Dementia With Lewy Bodies
Outlook for People With Dementia With Lewy Bodies
Like other types of degenerative dementia such as Alzheimer's disease, DLB is gradually progressive.
- DLB eventually affects a person's job performance. Many people with DLB take early retirement from their jobs.
- The person with DLB will eventually lose his or her ability to drive safely. Driving privileges should be addressed by the caregivers and care team.
- Eventually the person will lose the ability to care for himself or herself.
- DLB shortens life expectancy.
The rate of progression varies considerably, but most people die within five to seven years after their disease is diagnosed. The cause of death is usually a complication of the disease.
- People with the disease develop severe dementia and eventually may have only limited ability to move.
- They are at risk of falls because of poor balance and walking difficulties.
- Many have difficulties swallowing, which leads to poor nutrition and sometimes pneumonia (because food goes into the lungs instead of the stomach).
- They eventually become immobile, which can lead to skin problems, pneumonia, and other complications.
Support Groups and Counseling
If you are a caregiver for a person with DLB, you know that the disease tends to be more stressful for the family members than for the affected person. Caring for a person with dementia can be very difficult. It affects every aspect of your life, including family relationships, work, financial status, social life, and physical and mental health.
- You may feel unable to cope with the demands of caring for a dependent, difficult relative.
- Besides the sadness of seeing the effects of your loved one’s disease, you may feel frustrated, overwhelmed, resentful, and angry.
- These feelings may in turn leave you feeling guilty, ashamed, and anxious.
- Depression is not uncommon but usually gets better with treatment.
Caregivers have different thresholds for tolerating these challenges.
- For many caregivers, just "venting" or talking about the frustrations of caregiving can be enormously helpful.
- Others need more support, but may feel uneasy about asking for the help they need.
- One thing is certain, though: if the caregiver is given no relief, he or she can burn out, develop his or her own mental and physical problems, and become unable to care for the affected person.
This is why support groups were invented. Support groups are groups of people who have lived through the same difficult experiences and want to help themselves and others by sharing coping strategies. Mental health professionals strongly recommend that family caregivers take part in support groups. Support groups serve a number of different purposes for a person living with the extreme stress of being a caregiver for a person with DLB:
- The group allows the person to express his or her true feelings in an accepting, nonjudgmental atmosphere.
- The group’s shared experiences allow the caregiver to feel less alone and isolated.
- The group can offer fresh ideas for coping with specific problems.
- The group can introduce the caregiver to resources that may be able to provide some relief.
- The group can give the caregiver the strength he or she needs to ask for help.
Support groups meet in person, on the telephone, or on the Internet. To find a support group that works for you, contact the following organizations. You can also ask your health care provider or behavior therapist, or go on the Internet. If you do not have access to the Internet, go to the public library. For more information about support groups, contact these agencies:
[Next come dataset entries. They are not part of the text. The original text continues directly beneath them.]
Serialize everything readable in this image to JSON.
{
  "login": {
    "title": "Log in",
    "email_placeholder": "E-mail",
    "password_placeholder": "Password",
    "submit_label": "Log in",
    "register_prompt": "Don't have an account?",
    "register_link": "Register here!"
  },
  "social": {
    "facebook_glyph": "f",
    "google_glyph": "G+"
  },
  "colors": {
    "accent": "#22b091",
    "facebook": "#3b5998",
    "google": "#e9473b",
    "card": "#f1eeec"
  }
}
- Family Caregiver Alliance, National Center on Caregiving - (800) 445-8106
- Lewy Body Dementia Association, Inc.
- BrainTalk Communities (online support groups)
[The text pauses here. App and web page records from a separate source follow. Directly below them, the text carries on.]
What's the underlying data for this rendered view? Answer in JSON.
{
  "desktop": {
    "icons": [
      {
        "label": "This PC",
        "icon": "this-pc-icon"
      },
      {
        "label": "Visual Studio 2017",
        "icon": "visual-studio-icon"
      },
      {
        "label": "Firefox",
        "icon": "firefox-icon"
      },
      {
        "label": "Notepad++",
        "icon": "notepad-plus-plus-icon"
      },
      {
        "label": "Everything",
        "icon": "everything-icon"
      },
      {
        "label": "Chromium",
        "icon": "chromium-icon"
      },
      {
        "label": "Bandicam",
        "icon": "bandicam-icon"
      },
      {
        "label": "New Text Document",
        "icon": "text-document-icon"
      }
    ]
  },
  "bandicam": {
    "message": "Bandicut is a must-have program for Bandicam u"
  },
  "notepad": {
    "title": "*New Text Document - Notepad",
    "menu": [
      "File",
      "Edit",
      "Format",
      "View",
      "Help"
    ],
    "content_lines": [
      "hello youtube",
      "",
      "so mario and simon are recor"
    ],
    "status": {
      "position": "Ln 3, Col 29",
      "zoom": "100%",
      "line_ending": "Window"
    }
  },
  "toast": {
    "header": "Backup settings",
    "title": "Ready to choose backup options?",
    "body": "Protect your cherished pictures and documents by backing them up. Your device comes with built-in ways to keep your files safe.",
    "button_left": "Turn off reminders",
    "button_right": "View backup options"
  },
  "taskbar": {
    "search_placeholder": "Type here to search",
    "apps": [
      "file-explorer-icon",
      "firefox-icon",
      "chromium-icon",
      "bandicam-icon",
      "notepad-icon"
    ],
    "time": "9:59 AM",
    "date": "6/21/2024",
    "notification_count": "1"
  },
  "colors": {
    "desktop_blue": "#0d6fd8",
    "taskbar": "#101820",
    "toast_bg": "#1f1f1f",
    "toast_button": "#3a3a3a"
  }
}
- Parkinson's Disease Foundation - (800) 457-6676
- National Alliance for Caregiving
- Eldercare Locator Service – (800) 677-1116